__Problem details__:
Below are records to repeat exactly; copy them without the pictures.

Items from an interface collection:
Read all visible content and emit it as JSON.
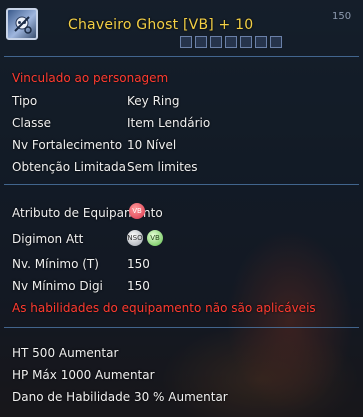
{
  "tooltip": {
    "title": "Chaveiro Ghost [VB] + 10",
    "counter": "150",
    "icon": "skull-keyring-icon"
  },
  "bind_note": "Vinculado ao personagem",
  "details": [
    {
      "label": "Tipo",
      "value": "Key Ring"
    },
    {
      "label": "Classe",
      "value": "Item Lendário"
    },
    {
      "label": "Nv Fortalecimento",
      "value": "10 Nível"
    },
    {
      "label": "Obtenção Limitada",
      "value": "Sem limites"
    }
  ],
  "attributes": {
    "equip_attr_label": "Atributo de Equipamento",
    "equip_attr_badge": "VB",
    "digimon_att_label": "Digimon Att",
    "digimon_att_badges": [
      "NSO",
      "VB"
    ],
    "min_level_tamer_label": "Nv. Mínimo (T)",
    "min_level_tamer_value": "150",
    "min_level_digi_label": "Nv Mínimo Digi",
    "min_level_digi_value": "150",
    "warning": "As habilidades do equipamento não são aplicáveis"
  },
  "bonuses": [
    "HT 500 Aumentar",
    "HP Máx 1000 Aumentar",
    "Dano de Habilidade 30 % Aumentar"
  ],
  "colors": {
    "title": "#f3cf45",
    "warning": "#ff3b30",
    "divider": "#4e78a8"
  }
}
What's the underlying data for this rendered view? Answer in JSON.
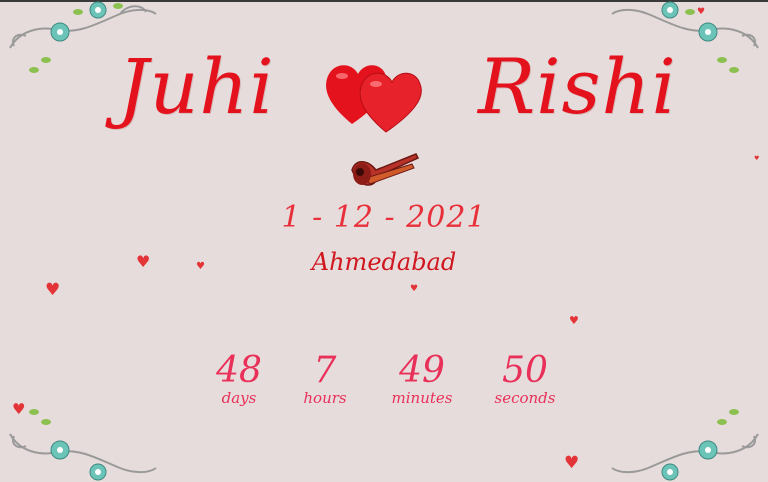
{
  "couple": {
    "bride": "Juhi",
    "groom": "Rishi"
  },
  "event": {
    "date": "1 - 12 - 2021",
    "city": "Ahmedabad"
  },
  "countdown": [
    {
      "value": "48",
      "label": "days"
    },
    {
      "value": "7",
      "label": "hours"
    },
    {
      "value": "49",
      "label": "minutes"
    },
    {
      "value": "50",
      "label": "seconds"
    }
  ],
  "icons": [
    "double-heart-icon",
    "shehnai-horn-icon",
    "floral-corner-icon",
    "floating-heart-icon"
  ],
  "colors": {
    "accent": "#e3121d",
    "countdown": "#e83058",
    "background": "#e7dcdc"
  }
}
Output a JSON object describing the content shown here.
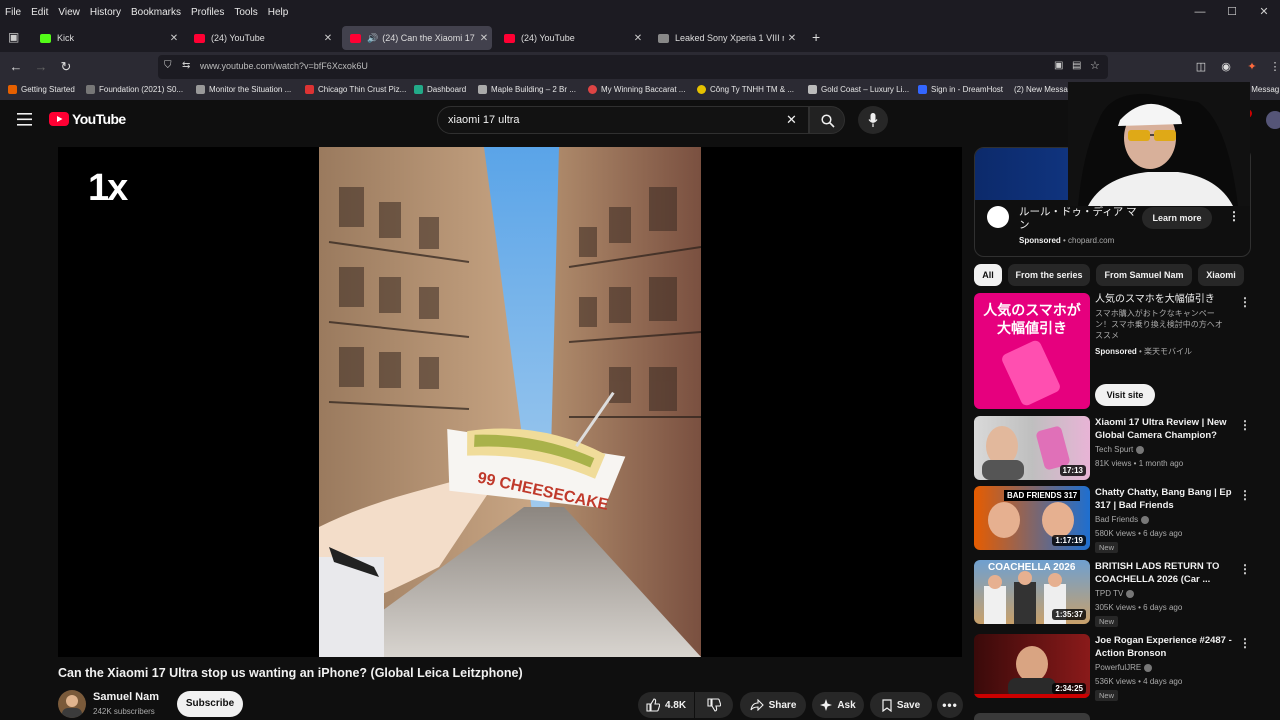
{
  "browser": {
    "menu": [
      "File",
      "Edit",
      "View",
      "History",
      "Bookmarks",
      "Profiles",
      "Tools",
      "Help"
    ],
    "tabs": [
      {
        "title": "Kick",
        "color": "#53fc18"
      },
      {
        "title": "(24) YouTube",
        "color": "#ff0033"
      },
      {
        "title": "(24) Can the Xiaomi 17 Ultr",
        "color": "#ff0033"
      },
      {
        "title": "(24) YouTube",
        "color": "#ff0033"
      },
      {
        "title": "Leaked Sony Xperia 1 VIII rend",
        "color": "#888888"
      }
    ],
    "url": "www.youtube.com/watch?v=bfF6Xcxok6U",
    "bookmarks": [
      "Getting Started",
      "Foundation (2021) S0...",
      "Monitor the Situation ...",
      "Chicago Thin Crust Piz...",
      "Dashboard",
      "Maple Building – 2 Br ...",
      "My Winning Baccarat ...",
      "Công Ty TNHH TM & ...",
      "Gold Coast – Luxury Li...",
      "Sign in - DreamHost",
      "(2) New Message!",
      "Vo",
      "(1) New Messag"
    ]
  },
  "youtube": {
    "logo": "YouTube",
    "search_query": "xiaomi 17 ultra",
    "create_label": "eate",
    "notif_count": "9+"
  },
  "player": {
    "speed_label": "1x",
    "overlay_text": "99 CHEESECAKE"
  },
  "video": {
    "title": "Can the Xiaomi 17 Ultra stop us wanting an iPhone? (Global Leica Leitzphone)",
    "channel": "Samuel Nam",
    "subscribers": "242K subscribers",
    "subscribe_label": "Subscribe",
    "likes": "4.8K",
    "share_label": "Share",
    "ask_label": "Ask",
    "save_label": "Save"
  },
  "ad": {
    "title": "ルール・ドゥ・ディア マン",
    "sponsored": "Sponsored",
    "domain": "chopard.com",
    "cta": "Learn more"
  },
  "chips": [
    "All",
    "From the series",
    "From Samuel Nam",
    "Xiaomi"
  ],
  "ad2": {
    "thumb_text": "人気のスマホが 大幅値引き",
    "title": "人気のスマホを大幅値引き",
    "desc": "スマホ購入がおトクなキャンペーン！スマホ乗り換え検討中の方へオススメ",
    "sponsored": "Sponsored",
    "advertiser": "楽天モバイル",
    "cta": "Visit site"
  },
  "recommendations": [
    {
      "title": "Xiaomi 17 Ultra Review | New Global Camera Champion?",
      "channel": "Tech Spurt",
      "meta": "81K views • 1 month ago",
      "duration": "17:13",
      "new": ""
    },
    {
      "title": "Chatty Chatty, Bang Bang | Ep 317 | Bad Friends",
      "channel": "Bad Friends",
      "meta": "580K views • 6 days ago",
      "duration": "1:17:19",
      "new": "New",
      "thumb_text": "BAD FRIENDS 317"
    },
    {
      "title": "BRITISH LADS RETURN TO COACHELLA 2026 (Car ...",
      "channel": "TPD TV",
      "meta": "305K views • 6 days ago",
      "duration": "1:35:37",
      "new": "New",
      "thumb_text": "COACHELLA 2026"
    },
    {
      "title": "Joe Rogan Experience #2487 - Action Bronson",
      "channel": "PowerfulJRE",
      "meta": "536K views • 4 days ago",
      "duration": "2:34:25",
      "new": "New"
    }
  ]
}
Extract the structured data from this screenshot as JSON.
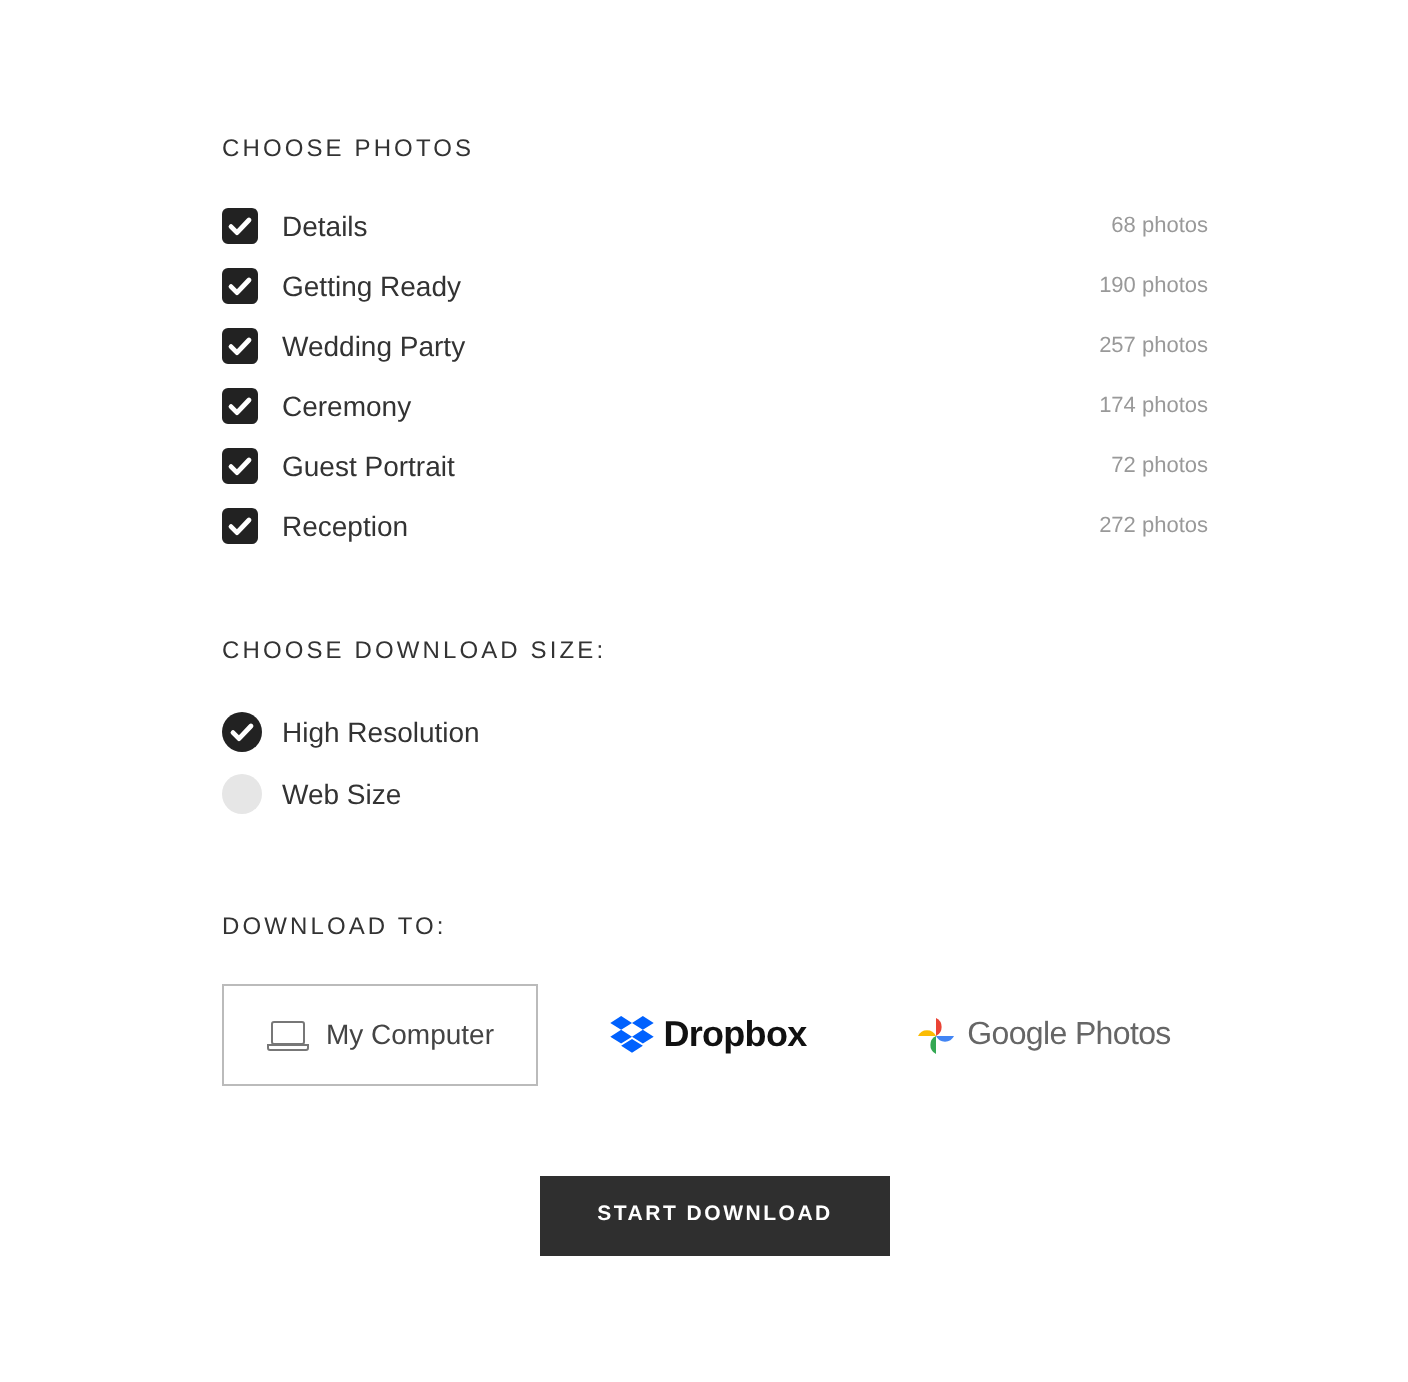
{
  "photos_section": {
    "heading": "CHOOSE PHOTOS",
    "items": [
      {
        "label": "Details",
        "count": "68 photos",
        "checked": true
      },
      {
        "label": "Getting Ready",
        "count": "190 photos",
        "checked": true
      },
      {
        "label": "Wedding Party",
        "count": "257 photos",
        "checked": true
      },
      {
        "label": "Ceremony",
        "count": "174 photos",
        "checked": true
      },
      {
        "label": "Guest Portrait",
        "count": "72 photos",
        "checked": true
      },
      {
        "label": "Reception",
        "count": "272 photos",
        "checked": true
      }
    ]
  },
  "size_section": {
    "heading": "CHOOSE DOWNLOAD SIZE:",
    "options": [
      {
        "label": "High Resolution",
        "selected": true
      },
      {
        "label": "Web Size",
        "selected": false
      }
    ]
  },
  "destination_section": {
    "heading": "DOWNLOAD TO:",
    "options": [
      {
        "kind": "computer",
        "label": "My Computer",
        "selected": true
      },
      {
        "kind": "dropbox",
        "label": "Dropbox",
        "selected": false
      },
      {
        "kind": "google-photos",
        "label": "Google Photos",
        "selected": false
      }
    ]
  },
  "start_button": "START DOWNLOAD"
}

__Output below__:
Read all visible content and emit it as JSON.
{
  "tooltip": {
    "title": "Chaveiro Ghost [VB] + 10",
    "counter": "150",
    "icon": "skull-keyring-icon"
  },
  "bind_note": "Vinculado ao personagem",
  "details": [
    {
      "label": "Tipo",
      "value": "Key Ring"
    },
    {
      "label": "Classe",
      "value": "Item Lendário"
    },
    {
      "label": "Nv Fortalecimento",
      "value": "10 Nível"
    },
    {
      "label": "Obtenção Limitada",
      "value": "Sem limites"
    }
  ],
  "attributes": {
    "equip_attr_label": "Atributo de Equipamento",
    "equip_attr_badge": "VB",
    "digimon_att_label": "Digimon Att",
    "digimon_att_badges": [
      "NSO",
      "VB"
    ],
    "min_level_tamer_label": "Nv. Mínimo (T)",
    "min_level_tamer_value": "150",
    "min_level_digi_label": "Nv Mínimo Digi",
    "min_level_digi_value": "150",
    "warning": "As habilidades do equipamento não são aplicáveis"
  },
  "bonuses": [
    "HT 500 Aumentar",
    "HP Máx 1000 Aumentar",
    "Dano de Habilidade 30 % Aumentar"
  ],
  "colors": {
    "title": "#f3cf45",
    "warning": "#ff3b30",
    "divider": "#4e78a8"
  }
}
What's the underlying data for this rendered view? Answer in JSON.
{
  "couple": {
    "bride": "Juhi",
    "groom": "Rishi"
  },
  "event": {
    "date": "1 - 12 - 2021",
    "city": "Ahmedabad"
  },
  "countdown": [
    {
      "value": "48",
      "label": "days"
    },
    {
      "value": "7",
      "label": "hours"
    },
    {
      "value": "49",
      "label": "minutes"
    },
    {
      "value": "50",
      "label": "seconds"
    }
  ],
  "icons": [
    "double-heart-icon",
    "shehnai-horn-icon",
    "floral-corner-icon",
    "floating-heart-icon"
  ],
  "colors": {
    "accent": "#e3121d",
    "countdown": "#e83058",
    "background": "#e7dcdc"
  }
}
Output a JSON object describing the content shown here.
{
  "browser": {
    "menu": [
      "File",
      "Edit",
      "View",
      "History",
      "Bookmarks",
      "Profiles",
      "Tools",
      "Help"
    ],
    "tabs": [
      {
        "title": "Kick",
        "color": "#53fc18"
      },
      {
        "title": "(24) YouTube",
        "color": "#ff0033"
      },
      {
        "title": "(24) Can the Xiaomi 17 Ultr",
        "color": "#ff0033"
      },
      {
        "title": "(24) YouTube",
        "color": "#ff0033"
      },
      {
        "title": "Leaked Sony Xperia 1 VIII rend",
        "color": "#888888"
      }
    ],
    "url": "www.youtube.com/watch?v=bfF6Xcxok6U",
    "bookmarks": [
      "Getting Started",
      "Foundation (2021) S0...",
      "Monitor the Situation ...",
      "Chicago Thin Crust Piz...",
      "Dashboard",
      "Maple Building – 2 Br ...",
      "My Winning Baccarat ...",
      "Công Ty TNHH TM & ...",
      "Gold Coast – Luxury Li...",
      "Sign in - DreamHost",
      "(2) New Message!",
      "Vo",
      "(1) New Messag"
    ]
  },
  "youtube": {
    "logo": "YouTube",
    "search_query": "xiaomi 17 ultra",
    "create_label": "eate",
    "notif_count": "9+"
  },
  "player": {
    "speed_label": "1x",
    "overlay_text": "99 CHEESECAKE"
  },
  "video": {
    "title": "Can the Xiaomi 17 Ultra stop us wanting an iPhone? (Global Leica Leitzphone)",
    "channel": "Samuel Nam",
    "subscribers": "242K subscribers",
    "subscribe_label": "Subscribe",
    "likes": "4.8K",
    "share_label": "Share",
    "ask_label": "Ask",
    "save_label": "Save"
  },
  "ad": {
    "title": "ルール・ドゥ・ディア マン",
    "sponsored": "Sponsored",
    "domain": "chopard.com",
    "cta": "Learn more"
  },
  "chips": [
    "All",
    "From the series",
    "From Samuel Nam",
    "Xiaomi"
  ],
  "ad2": {
    "thumb_text": "人気のスマホが 大幅値引き",
    "title": "人気のスマホを大幅値引き",
    "desc": "スマホ購入がおトクなキャンペーン！スマホ乗り換え検討中の方へオススメ",
    "sponsored": "Sponsored",
    "advertiser": "楽天モバイル",
    "cta": "Visit site"
  },
  "recommendations": [
    {
      "title": "Xiaomi 17 Ultra Review | New Global Camera Champion?",
      "channel": "Tech Spurt",
      "meta": "81K views • 1 month ago",
      "duration": "17:13",
      "new": ""
    },
    {
      "title": "Chatty Chatty, Bang Bang | Ep 317 | Bad Friends",
      "channel": "Bad Friends",
      "meta": "580K views • 6 days ago",
      "duration": "1:17:19",
      "new": "New",
      "thumb_text": "BAD FRIENDS 317"
    },
    {
      "title": "BRITISH LADS RETURN TO COACHELLA 2026 (Car ...",
      "channel": "TPD TV",
      "meta": "305K views • 6 days ago",
      "duration": "1:35:37",
      "new": "New",
      "thumb_text": "COACHELLA 2026"
    },
    {
      "title": "Joe Rogan Experience #2487 - Action Bronson",
      "channel": "PowerfulJRE",
      "meta": "536K views • 4 days ago",
      "duration": "2:34:25",
      "new": "New"
    }
  ]
}
Extract the structured data from this screenshot as JSON.
{
  "photos_section": {
    "heading": "CHOOSE PHOTOS",
    "items": [
      {
        "label": "Details",
        "count": "68 photos",
        "checked": true
      },
      {
        "label": "Getting Ready",
        "count": "190 photos",
        "checked": true
      },
      {
        "label": "Wedding Party",
        "count": "257 photos",
        "checked": true
      },
      {
        "label": "Ceremony",
        "count": "174 photos",
        "checked": true
      },
      {
        "label": "Guest Portrait",
        "count": "72 photos",
        "checked": true
      },
      {
        "label": "Reception",
        "count": "272 photos",
        "checked": true
      }
    ]
  },
  "size_section": {
    "heading": "CHOOSE DOWNLOAD SIZE:",
    "options": [
      {
        "label": "High Resolution",
        "selected": true
      },
      {
        "label": "Web Size",
        "selected": false
      }
    ]
  },
  "destination_section": {
    "heading": "DOWNLOAD TO:",
    "options": [
      {
        "kind": "computer",
        "label": "My Computer",
        "selected": true
      },
      {
        "kind": "dropbox",
        "label": "Dropbox",
        "selected": false
      },
      {
        "kind": "google-photos",
        "label": "Google Photos",
        "selected": false
      }
    ]
  },
  "start_button": "START DOWNLOAD"
}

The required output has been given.